cover image FIGHTING THE GREAT WAR: A Global History


Michael S. Neiberg, . . Harvard Univ., $27.95 (416pp) ISBN 978-0-674-01696-5

In recounting the events of WWI with skill and clarity, Neiberg does not break new ground for serious students of the conflict but achieves a fine balance of narrative and analyses—no easy feat in a one-volume study. And Neiberg also goes considerably further afield than do many one-volume accounts. A larger-than-usual share of responsibility is laid on the Germans, particularly for their diplomacy before the war and in its opening stages. Neiberg's analyses of military incompetence do not bog down (along with the armies) on the Western Front—the Italian campaign is noted, where the Italian army distinguished itself in spite of being nearly extinguished. Even in the battle narratives, one finds choice revelations, such as how the French African troops' khaki uniforms (which were designed for warfare in dusty Africa) helped the French to abandon their conspicuous prewar garb.
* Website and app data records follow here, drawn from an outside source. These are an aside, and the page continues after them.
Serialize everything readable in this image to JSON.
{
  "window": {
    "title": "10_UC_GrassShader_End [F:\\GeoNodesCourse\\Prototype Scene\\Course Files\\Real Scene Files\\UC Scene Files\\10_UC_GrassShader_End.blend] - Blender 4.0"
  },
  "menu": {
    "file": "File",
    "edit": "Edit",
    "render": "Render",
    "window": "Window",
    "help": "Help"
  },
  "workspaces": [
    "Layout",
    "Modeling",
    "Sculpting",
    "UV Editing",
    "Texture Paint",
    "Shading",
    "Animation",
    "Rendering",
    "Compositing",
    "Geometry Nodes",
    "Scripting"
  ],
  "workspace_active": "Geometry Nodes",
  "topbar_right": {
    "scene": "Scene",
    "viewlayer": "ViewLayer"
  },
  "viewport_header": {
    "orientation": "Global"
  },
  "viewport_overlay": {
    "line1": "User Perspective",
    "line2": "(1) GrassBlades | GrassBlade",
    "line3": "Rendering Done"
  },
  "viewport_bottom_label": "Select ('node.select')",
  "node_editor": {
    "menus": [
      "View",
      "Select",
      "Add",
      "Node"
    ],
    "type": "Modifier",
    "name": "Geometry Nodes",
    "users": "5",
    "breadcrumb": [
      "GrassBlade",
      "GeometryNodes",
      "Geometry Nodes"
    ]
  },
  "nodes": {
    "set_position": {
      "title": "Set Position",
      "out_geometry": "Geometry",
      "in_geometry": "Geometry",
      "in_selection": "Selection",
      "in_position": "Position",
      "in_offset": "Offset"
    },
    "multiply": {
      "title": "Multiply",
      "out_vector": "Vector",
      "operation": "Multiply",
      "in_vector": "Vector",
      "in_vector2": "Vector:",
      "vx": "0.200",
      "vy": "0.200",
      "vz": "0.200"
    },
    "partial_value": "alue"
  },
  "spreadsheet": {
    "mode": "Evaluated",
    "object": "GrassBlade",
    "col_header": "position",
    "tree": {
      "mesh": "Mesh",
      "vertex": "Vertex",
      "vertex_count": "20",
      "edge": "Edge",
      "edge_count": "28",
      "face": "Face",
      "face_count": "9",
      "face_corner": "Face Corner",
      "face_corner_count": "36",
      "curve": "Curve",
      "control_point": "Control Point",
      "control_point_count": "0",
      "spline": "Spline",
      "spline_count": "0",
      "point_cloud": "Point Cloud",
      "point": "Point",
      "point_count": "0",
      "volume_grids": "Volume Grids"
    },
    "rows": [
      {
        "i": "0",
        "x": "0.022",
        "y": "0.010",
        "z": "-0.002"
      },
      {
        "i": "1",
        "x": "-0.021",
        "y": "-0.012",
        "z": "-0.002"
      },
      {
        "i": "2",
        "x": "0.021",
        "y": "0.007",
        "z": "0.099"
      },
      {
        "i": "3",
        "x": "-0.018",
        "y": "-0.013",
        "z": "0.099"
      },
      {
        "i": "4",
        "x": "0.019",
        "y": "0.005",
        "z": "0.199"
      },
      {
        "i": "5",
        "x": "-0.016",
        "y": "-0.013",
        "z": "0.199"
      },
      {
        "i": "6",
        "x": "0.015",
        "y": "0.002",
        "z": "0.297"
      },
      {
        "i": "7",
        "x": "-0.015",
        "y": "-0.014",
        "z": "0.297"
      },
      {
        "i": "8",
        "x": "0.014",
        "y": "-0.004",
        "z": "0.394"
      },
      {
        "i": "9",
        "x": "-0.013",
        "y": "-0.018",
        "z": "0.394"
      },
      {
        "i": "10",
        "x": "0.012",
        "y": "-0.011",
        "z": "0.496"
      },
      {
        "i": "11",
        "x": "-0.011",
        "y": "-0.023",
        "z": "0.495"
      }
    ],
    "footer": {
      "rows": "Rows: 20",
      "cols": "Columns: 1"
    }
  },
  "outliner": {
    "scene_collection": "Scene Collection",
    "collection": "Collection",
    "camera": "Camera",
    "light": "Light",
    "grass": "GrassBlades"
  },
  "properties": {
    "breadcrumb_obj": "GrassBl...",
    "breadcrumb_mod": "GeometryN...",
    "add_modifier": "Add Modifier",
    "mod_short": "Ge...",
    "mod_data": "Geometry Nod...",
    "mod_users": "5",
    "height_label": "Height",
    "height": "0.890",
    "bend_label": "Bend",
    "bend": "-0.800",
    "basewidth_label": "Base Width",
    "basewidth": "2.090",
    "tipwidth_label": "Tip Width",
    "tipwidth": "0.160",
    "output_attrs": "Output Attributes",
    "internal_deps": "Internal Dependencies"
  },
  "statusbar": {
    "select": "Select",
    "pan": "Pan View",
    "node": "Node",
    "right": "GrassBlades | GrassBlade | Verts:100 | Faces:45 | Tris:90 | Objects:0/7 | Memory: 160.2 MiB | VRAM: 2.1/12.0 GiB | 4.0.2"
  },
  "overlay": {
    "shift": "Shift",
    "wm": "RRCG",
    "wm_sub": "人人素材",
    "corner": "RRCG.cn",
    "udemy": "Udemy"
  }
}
The illustrations (89 duotones and 10 maps) are particularly well chosen. Compare this book with Hew Strachan's The First World War ; it ranks above entries by Martin Gilbert and John Keegan in readability and value for a wider audience. (Apr.)